Yesterday, I presented my grand idea of intra-college student networking to the College of Business Dean’s Advisory Council. I’m not sure I did a good job of explaining the concept of my idea, so I figured I’d write it down. I’m giving a similar presentation next week to apply the same concept on an intra-university level, and I figured I’d write it down and see if I could explain it here.
I start my spiel…
I’ve been in a university setting for almost three years now, and I’ve noticed something…the systems in place in college don’t match up with the systems outside university. When the “real world” recruited students to work the 9-5s, the system worked perfectly. Today, no no no.
My primary concern was the isolation of each student organization. I drew Image 1 on the whiteboard to explain the current system of networking. Each big circle is a college, the smaller circles inside are student organizations. There are 3 problems with the picture below:
- All the intelligence and knowledge that is being harvested at UW-W is being redirected to other campuses
- Outside the university setting, this isolation model is simply not applicable. The Marketing department will constantly be in touch with the Finance department, HR will often communicate with Accounting.
- There is no connection between organizations on the UWW campus. Each organization is isolated from the other.
Instead, the model should be more like Image 2; one of INTRAcollege networking. A system that allows students to network both inside and outside their field.
How to create this system? Specialization and outsourcing. Guess what…that’s EXACTLY the system that is dominating in the “real world” right now. I suggested that organizations outsource their website maintenance to an IT org, outsource their marketing to the marketing org, outsource their accounting to the accounting org, and so on.
Someone asked the question, “well, we don’t need to do that…we already have IT students and accounting students and marketing students in our org who help us do that…”
Well…that’s another problem in the system don’t you think? Organizations open themselves to all majors because they value quantity over quality. Consequently, the function of the organization is scattered and out of focus, and in the end, imperfect.
I went to an event last night to learn all about dining etiquette in a business/interview environment. Jim Allen, Director of Catering at Chartwells was the speaker/demonstrator. I got a free dinner out of it, and some great tips. I took notes too…so here they are:
First rule: Common sense is the best judge.
Styles of venue: American, European, Russian (in order from least to most formal).
Invitation: Only the person on the card is invited. You have 2 days to respond.
Dress Conservative. Don’t stand out in this area. No cologne. too many people allergic. Minimal, if you must. Should not be able to smell it unless you’re being hugged.
Arrival: Home: Five minute window from time on card to plus 5 minutes. Restaurant:Get there early and wait in lobby for host(s).
First thing you do when you sit down: Put your napkin on your lap!
Small talk: Pre-plan three safe subjects. No politics. only general sports.
Ordering: Stick with easy foods, known foods. From middle third of menu. Follow hosts lead on pricing. DO NOT TRUMP host.
Eating: Wait for host to start.
Silverware start from outside settings, then move in.
Soup (we had tomato basil): Dip spoon in sideways and scoop away from you.
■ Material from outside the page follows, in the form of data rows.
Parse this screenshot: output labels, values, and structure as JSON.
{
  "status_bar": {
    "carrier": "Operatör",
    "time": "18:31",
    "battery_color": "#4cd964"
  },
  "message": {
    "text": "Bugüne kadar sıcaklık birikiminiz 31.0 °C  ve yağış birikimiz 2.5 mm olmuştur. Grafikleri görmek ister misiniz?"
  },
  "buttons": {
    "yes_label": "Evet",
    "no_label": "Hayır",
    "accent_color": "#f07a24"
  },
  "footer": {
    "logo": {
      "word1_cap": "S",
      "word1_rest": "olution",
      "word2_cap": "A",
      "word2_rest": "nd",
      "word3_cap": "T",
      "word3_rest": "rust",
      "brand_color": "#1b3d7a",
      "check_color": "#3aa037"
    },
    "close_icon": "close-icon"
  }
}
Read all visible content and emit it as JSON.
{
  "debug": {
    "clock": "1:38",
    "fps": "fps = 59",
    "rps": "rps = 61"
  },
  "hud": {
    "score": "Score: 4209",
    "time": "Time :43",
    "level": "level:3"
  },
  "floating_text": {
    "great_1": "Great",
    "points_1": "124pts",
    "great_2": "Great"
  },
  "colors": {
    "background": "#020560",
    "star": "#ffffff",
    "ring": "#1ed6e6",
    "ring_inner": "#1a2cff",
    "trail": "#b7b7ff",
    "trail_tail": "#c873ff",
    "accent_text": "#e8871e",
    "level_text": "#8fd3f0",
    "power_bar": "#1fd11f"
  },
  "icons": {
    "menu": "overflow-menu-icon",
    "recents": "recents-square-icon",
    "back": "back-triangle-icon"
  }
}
Sip from the side of spoon. Don’t slurp.
Paying Don’t offer to pay. Host’s responsibility.
Ending: All rules apply even if host says its a “casual” meeting.
Do your research on host/company before you go.
And if you didn’t believe me..here’s the notes I took on the back of the welcome sheet: (definitely not polite to take notes on your lap at a formal event…)